Extract each line of the records below that contains the word "Malaysian".

**Information provided**
::::::::::

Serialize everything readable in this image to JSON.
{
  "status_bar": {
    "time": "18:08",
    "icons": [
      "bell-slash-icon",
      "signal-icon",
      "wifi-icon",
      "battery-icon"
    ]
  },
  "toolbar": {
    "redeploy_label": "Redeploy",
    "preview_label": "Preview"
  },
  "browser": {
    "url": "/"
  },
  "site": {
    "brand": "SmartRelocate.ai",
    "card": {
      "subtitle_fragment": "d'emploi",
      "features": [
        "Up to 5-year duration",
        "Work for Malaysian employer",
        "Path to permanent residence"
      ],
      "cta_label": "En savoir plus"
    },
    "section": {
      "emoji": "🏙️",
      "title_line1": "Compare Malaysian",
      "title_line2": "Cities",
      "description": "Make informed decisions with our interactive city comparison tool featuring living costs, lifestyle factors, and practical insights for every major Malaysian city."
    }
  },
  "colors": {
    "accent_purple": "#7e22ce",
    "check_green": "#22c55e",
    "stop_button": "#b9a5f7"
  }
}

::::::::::

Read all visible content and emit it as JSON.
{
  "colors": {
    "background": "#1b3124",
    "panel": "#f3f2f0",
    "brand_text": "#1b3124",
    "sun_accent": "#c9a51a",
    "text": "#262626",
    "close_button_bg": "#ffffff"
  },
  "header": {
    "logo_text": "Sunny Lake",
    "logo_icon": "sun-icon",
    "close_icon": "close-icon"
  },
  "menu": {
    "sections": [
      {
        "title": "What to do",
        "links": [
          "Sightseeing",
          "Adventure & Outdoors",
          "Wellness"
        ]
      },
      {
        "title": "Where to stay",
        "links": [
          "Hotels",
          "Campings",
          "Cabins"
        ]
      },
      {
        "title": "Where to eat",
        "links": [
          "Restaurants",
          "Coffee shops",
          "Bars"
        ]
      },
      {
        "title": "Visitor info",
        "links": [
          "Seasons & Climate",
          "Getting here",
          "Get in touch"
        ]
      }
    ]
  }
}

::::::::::

**Response to this exercise**
        "Work for Malaysian employer",
      "title_line1": "Compare Malaysian",
      "description": "Make informed decisions with our interactive city comparison tool featuring living costs, lifestyle factors, and practical insights for every major Malaysian city."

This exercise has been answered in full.